In Malawi, 40,000 babies are born with HIV every year. Without any intervention, two-thirds of these children will not reach their first birthday. With the use of antiretrovirals, the transmission of HIV from mother to baby can be reduced, but many times the first step towards health is through the support of the community.
More distressing than the profound lack of knowledge about HIV/AIDS among the 431 adult men who participated in the survey is the fact that it reveals a startling failure -- even an absence -- of HIV education among gay and bisexual men, despite the fact that we account for the nation's highest number of those living with or at risk for HIV.
As gay and bisexual men, it can be overwhelming -- and in some cases, downright exhausting -- to keep HIV at the front of our minds and on the tip of our tongues. But talking about it, with a friend, a doctor or a potential partner, can ease our anxieties and potentially change our thinking and our actions for the better.

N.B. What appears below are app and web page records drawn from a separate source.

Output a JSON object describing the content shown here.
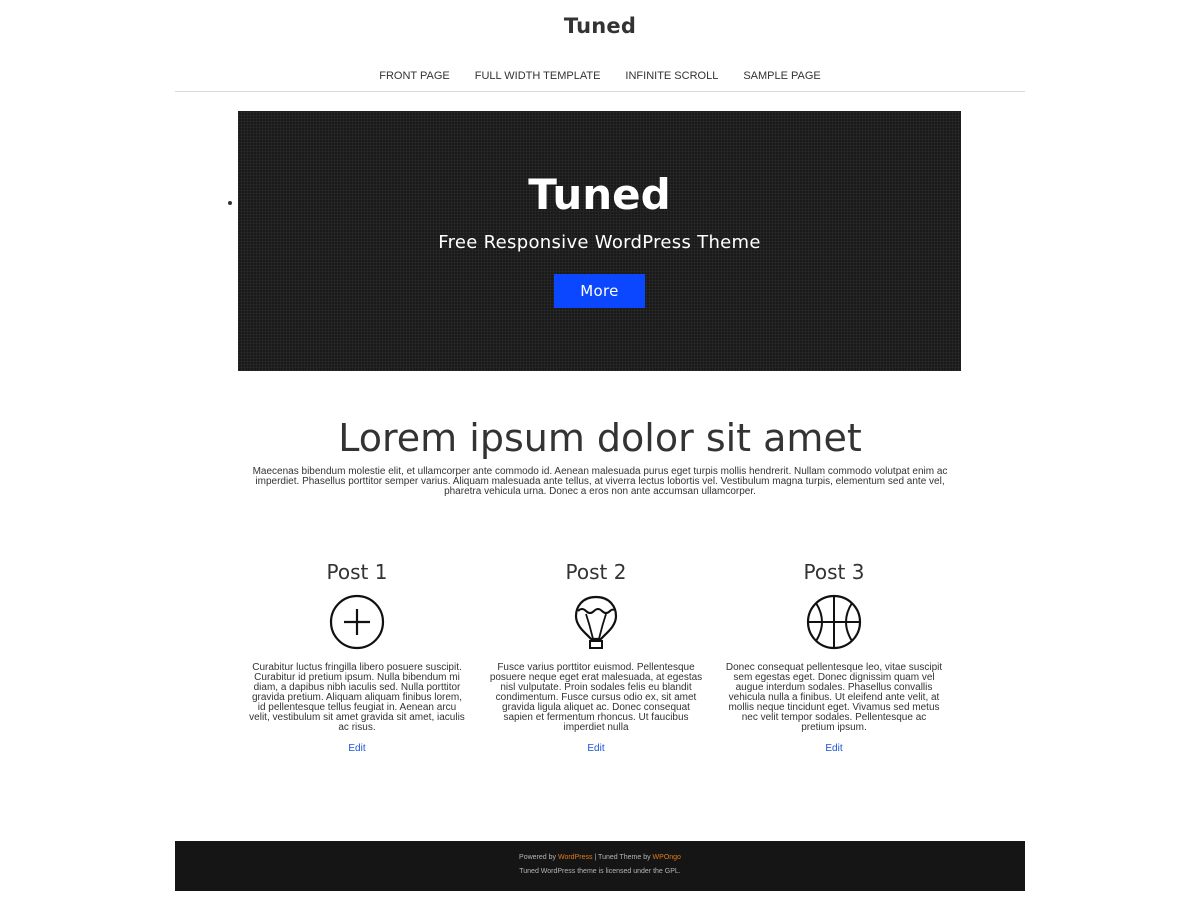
{
  "site": {
    "title": "Tuned"
  },
  "nav": {
    "items": [
      {
        "label": "FRONT PAGE"
      },
      {
        "label": "FULL WIDTH TEMPLATE"
      },
      {
        "label": "INFINITE SCROLL"
      },
      {
        "label": "SAMPLE PAGE"
      }
    ]
  },
  "hero": {
    "title": "Tuned",
    "subtitle": "Free Responsive WordPress Theme",
    "button_label": "More"
  },
  "intro": {
    "heading": "Lorem ipsum dolor sit amet",
    "text": "Maecenas bibendum molestie elit, et ullamcorper ante commodo id. Aenean malesuada purus eget turpis mollis hendrerit. Nullam commodo volutpat enim ac imperdiet. Phasellus porttitor semper varius. Aliquam malesuada ante tellus, at viverra lectus lobortis vel. Vestibulum magna turpis, elementum sed ante vel, pharetra vehicula urna. Donec a eros non ante accumsan ullamcorper."
  },
  "posts": [
    {
      "title": "Post 1",
      "icon": "plus-circle-icon",
      "text": "Curabitur luctus fringilla libero posuere suscipit. Curabitur id pretium ipsum. Nulla bibendum mi diam, a dapibus nibh iaculis sed. Nulla porttitor gravida pretium. Aliquam aliquam finibus lorem, id pellentesque tellus feugiat in. Aenean arcu velit, vestibulum sit amet gravida sit amet, iaculis ac risus.",
      "edit_label": "Edit"
    },
    {
      "title": "Post 2",
      "icon": "hot-air-balloon-icon",
      "text": "Fusce varius porttitor euismod. Pellentesque posuere neque eget erat malesuada, at egestas nisl vulputate. Proin sodales felis eu blandit condimentum. Fusce cursus odio ex, sit amet gravida ligula aliquet ac. Donec consequat sapien et fermentum rhoncus. Ut faucibus imperdiet nulla",
      "edit_label": "Edit"
    },
    {
      "title": "Post 3",
      "icon": "basketball-icon",
      "text": "Donec consequat pellentesque leo, vitae suscipit sem egestas eget. Donec dignissim quam vel augue interdum sodales. Phasellus convallis vehicula nulla a finibus. Ut eleifend ante velit, at mollis neque tincidunt eget. Vivamus sed metus nec velit tempor sodales. Pellentesque ac pretium ipsum.",
      "edit_label": "Edit"
    }
  ],
  "footer": {
    "powered_prefix": "Powered by",
    "wordpress_link": "WordPress",
    "theme_text": "| Tuned Theme by",
    "wpongo_link": "WPOngo",
    "license_text": "Tuned WordPress theme is licensed under the GPL."
  },
  "colors": {
    "accent_button": "#0a47ff",
    "footer_bg": "#151515",
    "footer_link": "#e07b1a",
    "edit_link": "#1a53d6"
  }
}
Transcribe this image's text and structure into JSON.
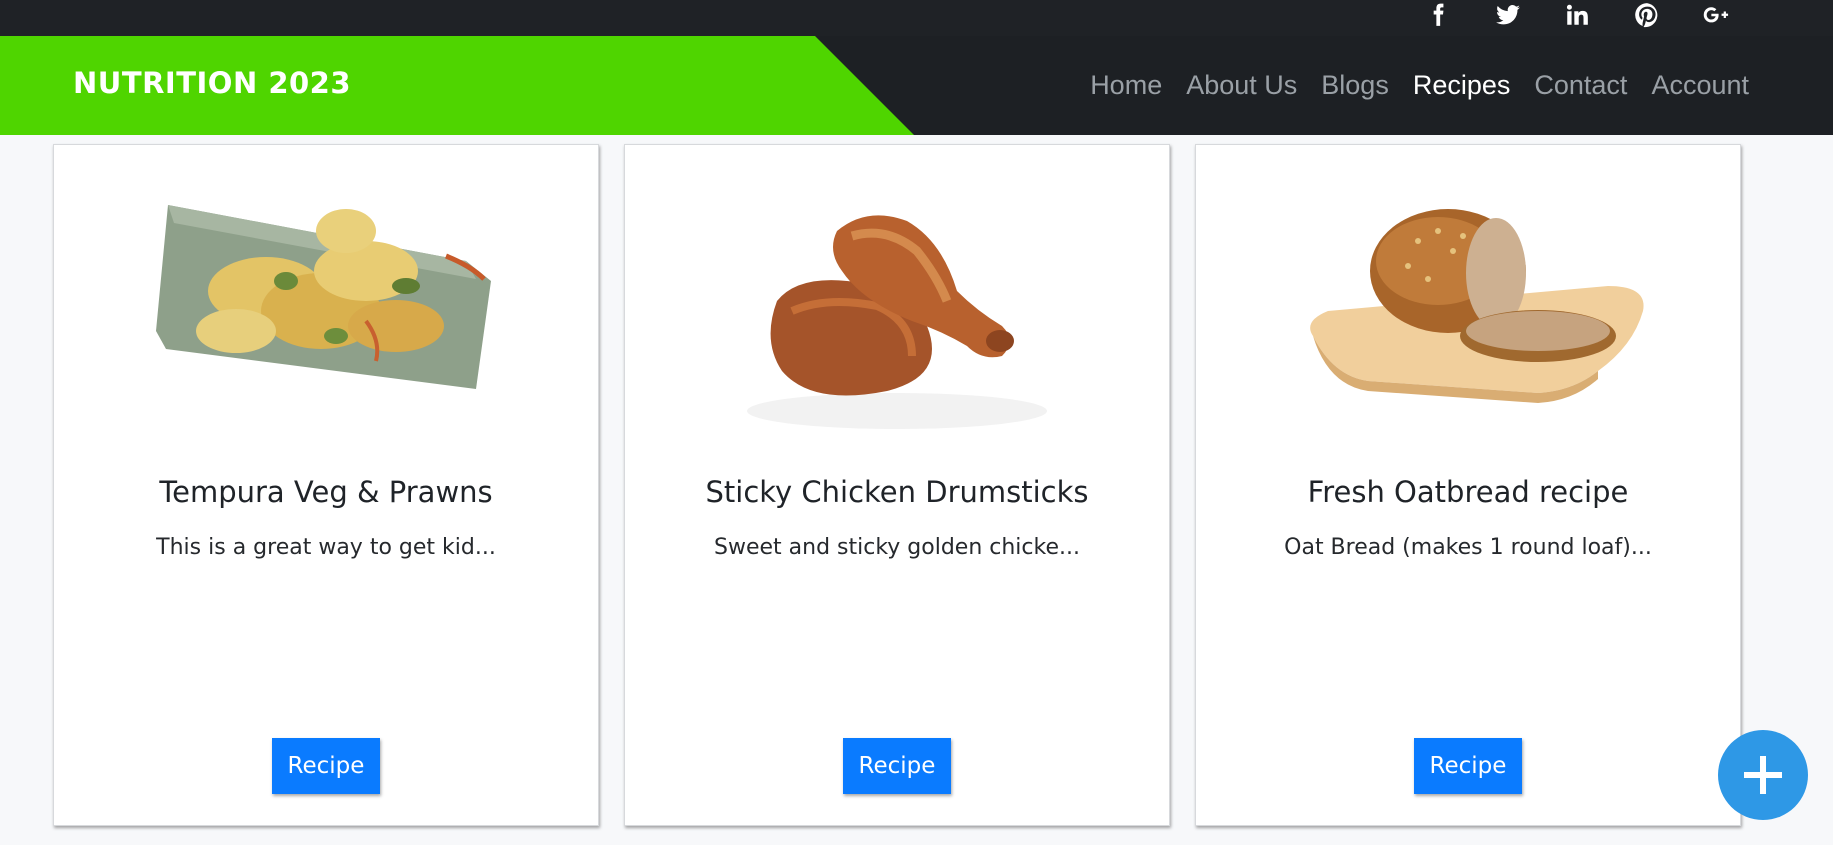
{
  "social": {
    "icons": [
      "facebook-icon",
      "twitter-icon",
      "linkedin-icon",
      "pinterest-icon",
      "google-plus-icon"
    ],
    "icon_color": "#ffffff"
  },
  "header": {
    "brand": "NUTRITION 2023",
    "brand_color": "#4fd500",
    "nav": [
      {
        "label": "Home",
        "active": false
      },
      {
        "label": "About Us",
        "active": false
      },
      {
        "label": "Blogs",
        "active": false
      },
      {
        "label": "Recipes",
        "active": true
      },
      {
        "label": "Contact",
        "active": false
      },
      {
        "label": "Account",
        "active": false
      }
    ]
  },
  "cards": [
    {
      "title": "Tempura Veg & Prawns",
      "description": "This is a great way to get kid...",
      "button": "Recipe",
      "image": "tempura-photo"
    },
    {
      "title": "Sticky Chicken Drumsticks",
      "description": "Sweet and sticky golden chicke...",
      "button": "Recipe",
      "image": "chicken-drumsticks-photo"
    },
    {
      "title": "Fresh Oatbread recipe",
      "description": "Oat Bread (makes 1 round loaf)...",
      "button": "Recipe",
      "image": "oatbread-photo"
    }
  ],
  "colors": {
    "accent": "#0a7bff",
    "fab": "#2e98e6",
    "dark_bg": "#1d2024"
  },
  "fab": {
    "icon": "plus-icon"
  }
}
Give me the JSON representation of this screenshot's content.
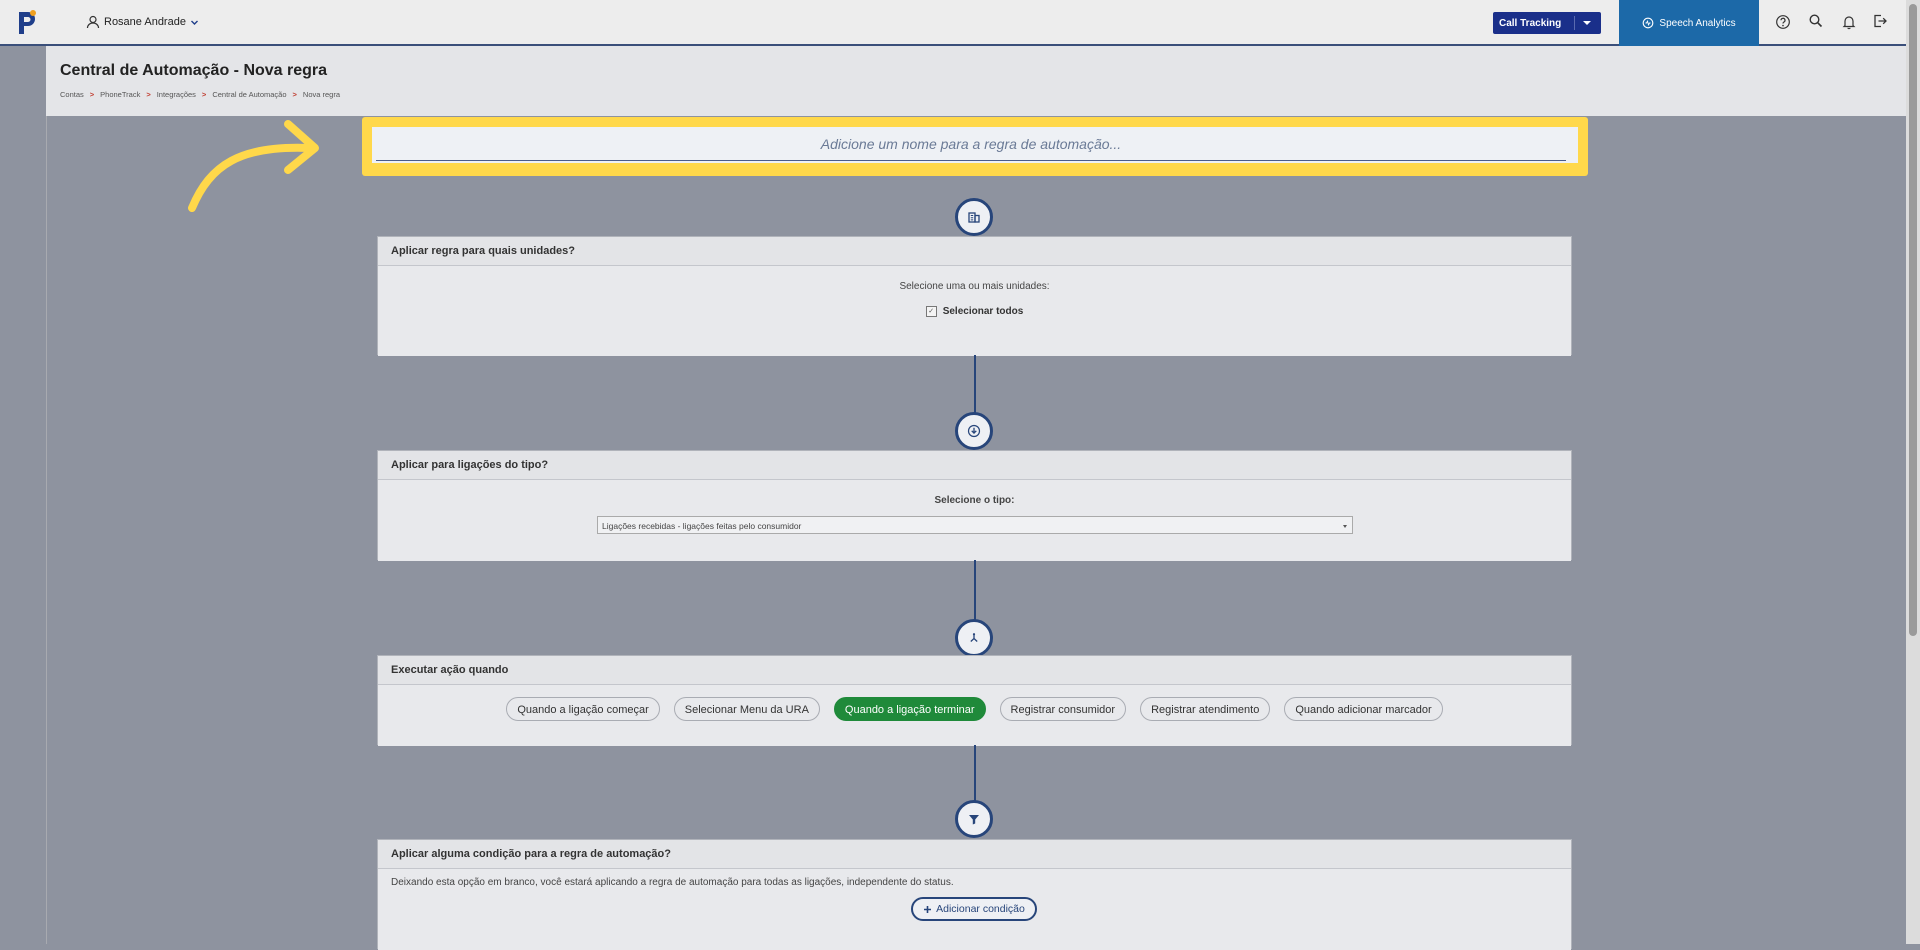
{
  "topbar": {
    "user_name": "Rosane Andrade",
    "call_tracking_label": "Call Tracking",
    "speech_analytics_label": "Speech Analytics",
    "icons": [
      "help-icon",
      "search-icon",
      "bell-icon",
      "logout-icon"
    ]
  },
  "header": {
    "title": "Central de Automação - Nova regra",
    "breadcrumb": [
      "Contas",
      "PhoneTrack",
      "Integrações",
      "Central de Automação",
      "Nova regra"
    ]
  },
  "name_input": {
    "placeholder": "Adicione um nome para a regra de automação..."
  },
  "units_card": {
    "title": "Aplicar regra para quais unidades?",
    "prompt": "Selecione uma ou mais unidades:",
    "select_all_label": "Selecionar todos",
    "select_all_checked": true
  },
  "call_type_card": {
    "title": "Aplicar para ligações do tipo?",
    "prompt": "Selecione o tipo:",
    "selected": "Ligações recebidas - ligações feitas pelo consumidor"
  },
  "action_card": {
    "title": "Executar ação quando",
    "options": [
      "Quando a ligação começar",
      "Selecionar Menu da URA",
      "Quando a ligação terminar",
      "Registrar consumidor",
      "Registrar atendimento",
      "Quando adicionar marcador"
    ],
    "active_option": "Quando a ligação terminar"
  },
  "condition_card": {
    "title": "Aplicar alguma condição para a regra de automação?",
    "description": "Deixando esta opção em branco, você estará aplicando a regra de automação para todas as ligações, independente do status.",
    "add_button_label": "Adicionar condição"
  },
  "colors": {
    "highlight": "#ffd84a",
    "primary": "#27457a",
    "active_pill": "#1f8a3a",
    "speech_analytics_bg": "#1c69a8",
    "call_tracking_bg": "#1a2f8a"
  }
}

I recently decided to be public about my use of PrEP in order to raise awareness about this relatively new tool for preventing HIV. It's important to encourage people at risk for HIV to talk to their medical providers about all the tools and methods available for preventing infection, including PrEP, and to choose the methods that are best for them.
If you make an informed decision to practice barebacking, then so be it. I can't say I will never do the same. However, short-term pleasure, a sense of belonging, and the excitement of abandoning homonormative sociosexual practices cannot be divorced from either a willful rejection of long-term health or a romanticized concept of what HIV infection leads to.
The idea is that using healthy, sexual images in HIV messaging will dilute the fear of contracting the virus and further increase the risk of infection for my peers and the younger gay men on the up and up. On its face, this argument makes sense. But make no mistake: It is completely and fundamentally flawed.